Wade certainly hadn’t forgotten Marlin’s comments in the moments after the game, either. A reporter asked him after “what shots” ULL had taken, Wade retorted: “Have you been under a rock?” He then unleashed an epic rant, detailing why he felt LSU’s resume was far better than the Cajuns. He cited LSU’s seven wins over NCAA Tournament teams, compared to ULL’s zero. He cited LSU’s nine quadrant 1 and 2 wins compared to ULL’s one. He cited LSU’s better strength of schedule, in and out of conference.
“They take shots at our gym,” Wade said. “By the way, we have an arena, not a gym. They take shots at our arena and stuff like that. That’s just not right. We aren’t scared of anybody. Point blank. Period.”
All week, Wade used Marlin’s comments as motivation, playing Marlin’s press conference on loop in LSU’s locker room.
“We didn’t do anything special,” Wade said.
“We definitely used that as motivation,” sophomore Skylar Mays said.
How many times did the team hear it on Wednesday?
“Plenty,” said Mays.
“As a competitor, you can’t let someone talk about you a certain way. You gotta come in and stand up for yourself. We did a good job of doing that today.”
In addition to Marlin’s on the record comments, there was other chatter that bothered some players. Tremont Waters, who had 9 points and 7 assists in 24 foul-plagued minutes, got wind that Marlin had called him “an overrated midget” in the build-up to the game.
“He said I was an overrated midget,” Waters said. He added that he wasn’t sure if that was an on the record comment or not. “That’s what I heard. But I have nothing to say back to them. I’m cool. I’m human. I know words can’t really hurt me. For him to call me that…have fun driving back to wherever you came from.”
If it bothered him, Waters didn’t let it show. His seven assists lead the game, despite a nagging headache. He battled that rattling around his head – the headache was not at all helped by a broken nose and a protective mask – to help lead the Tigers to the win.
“It didn’t do anything to me,” Waters said. “I’ve been short all my life. It’s not something I can change. The fact that he pointed it out and said it whatever he said it. For it to come out and get back to me, it was a sign that I must be doing something right.
“If a head coach at a university is brave enough to say that about a player, I must be doing something right. My teammates had my back, and Coach Wade had my back also.”
Marlin didn’t back down from his comments directed toward LSU after the game.
“What did I say? I said we should have been seeded higher and I believe that,” he said. “I stand up for what I said before and we wanted a home game. We won 27 games this year; it took them two years to win 27 games.
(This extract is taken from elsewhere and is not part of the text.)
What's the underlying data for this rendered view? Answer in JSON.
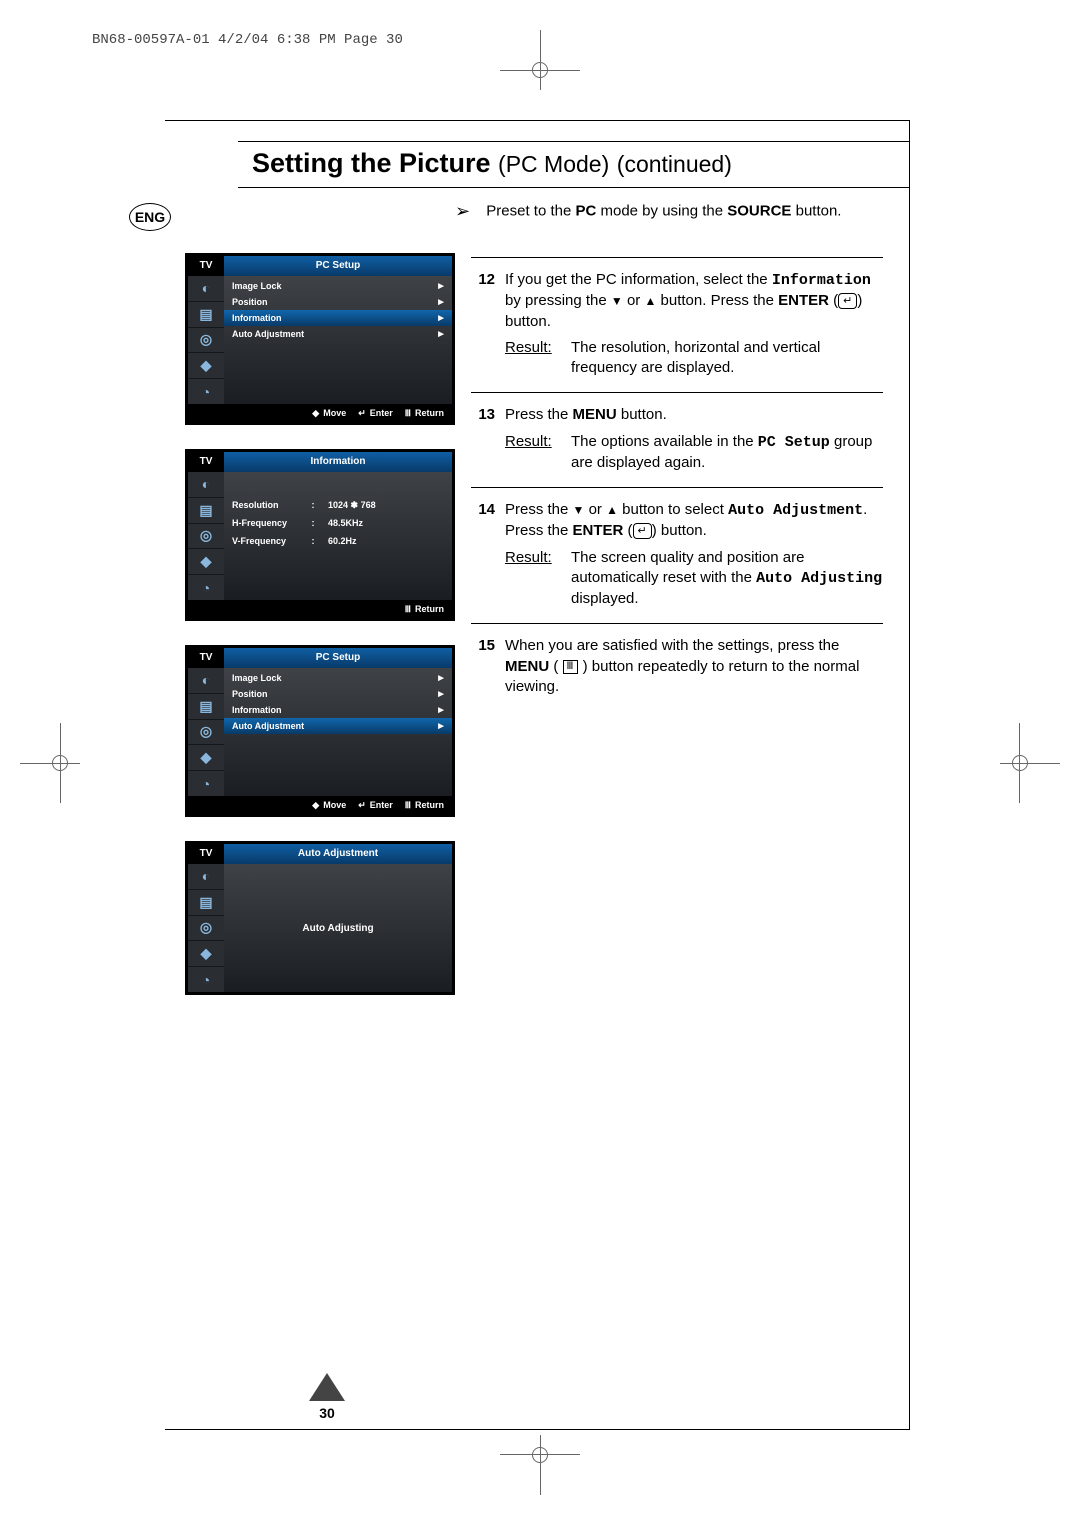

We’ve had the highest RPI in the state the last two years. But this year is what’s important; we had a heck of a team. Our RPI was 30 points higher and that’s on the NIT. If we had played this game in Lafayette, it would have been a little bit different in my opinion. I backed up what I said; I stood up for my team, our program and the university. We should’ve been a higher seed and I still say that.”
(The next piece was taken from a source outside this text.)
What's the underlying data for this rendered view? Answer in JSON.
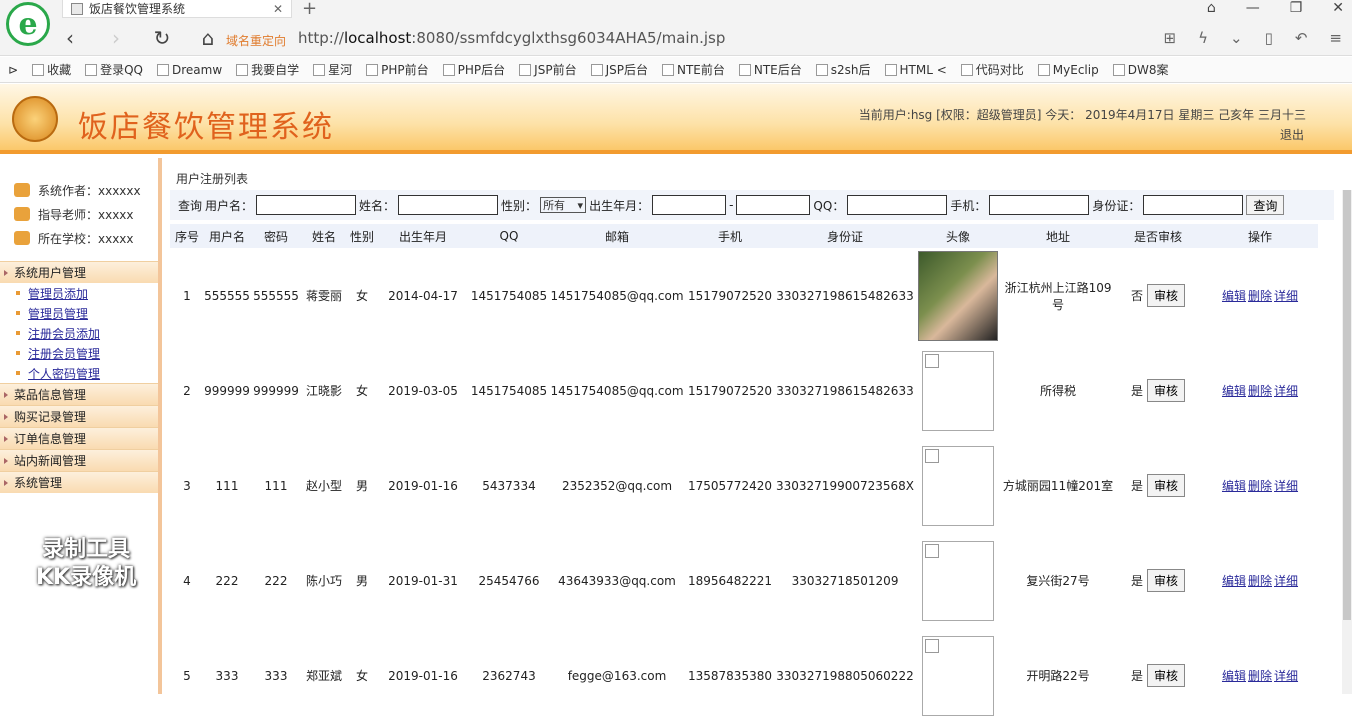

Wade had plenty more to say after the game, too. Safe to say, he will not be leaving LSU to take the job in Lafayette anytime soon. He may not head west of the Mississippi for a couple of weeks after this one. Not even for a rematch, which, given Wednesday night’s excitement, would certainly move the needle in Louisiana.
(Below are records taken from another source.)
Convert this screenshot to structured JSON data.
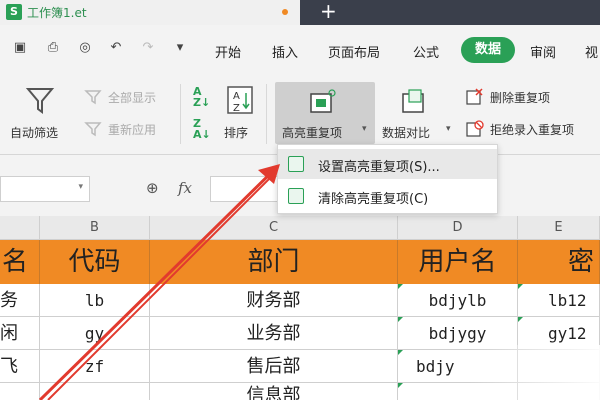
{
  "titlebar": {
    "doc_title": "工作簿1.et",
    "logo": "S"
  },
  "quick_icons": [
    "save-icon",
    "print-icon",
    "print-preview-icon",
    "undo-icon",
    "redo-icon",
    "more-icon"
  ],
  "menu": {
    "items": [
      "开始",
      "插入",
      "页面布局",
      "公式",
      "数据",
      "审阅",
      "视"
    ],
    "active": "数据"
  },
  "ribbon": {
    "auto_filter": "自动筛选",
    "show_all": "全部显示",
    "reapply": "重新应用",
    "sort": "排序",
    "highlight_dup": "高亮重复项",
    "data_compare": "数据对比",
    "delete_dup": "删除重复项",
    "reject_dup": "拒绝录入重复项"
  },
  "dropdown": {
    "items": [
      "设置高亮重复项(S)...",
      "清除高亮重复项(C)"
    ],
    "selected_index": 0
  },
  "formula_bar": {
    "zoom_symbol": "⊕",
    "fx": "fx"
  },
  "columns": [
    "B",
    "C",
    "D",
    "E"
  ],
  "table": {
    "headers": [
      "名",
      "代码",
      "部门",
      "用户名",
      "密"
    ],
    "rows": [
      [
        "务",
        "lb",
        "财务部",
        "bdjylb",
        "lb12"
      ],
      [
        "闲",
        "gy",
        "业务部",
        "bdjygy",
        "gy12"
      ],
      [
        "飞",
        "zf",
        "售后部",
        "bdjy",
        ""
      ],
      [
        "",
        "",
        "信息部",
        "",
        ""
      ]
    ]
  },
  "colors": {
    "accent": "#2aa056",
    "header_fill": "#f08a24",
    "arrow": "#e23a2e"
  }
}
“I was glad that we were able to win for our fans,” he said, “because I can only imagine having to listen to all of that stuff.”
Wade had enough of listening from the last couple of days. After the post-game press conferences were done, he’d had enough talking, too. All that mattered to him, in the end, was the scoreboard.
“We are about action,” Wade said, “not talk here.”
For two teams that have only played six times since World War II, it felt an awful lot like a rivalry in the making. Are there more LSU-ULL matchups in the future? Wade said ULL’s three-year rolling RPI of 133 is worse than other programs like Houston, Memphis, and VCU that LSU already has home and homes scheduled with.
That, and not fear, will be the only reason this matchup wouldn’t see a rematch soon.
“We aren’t scared of anybody,” Wade said.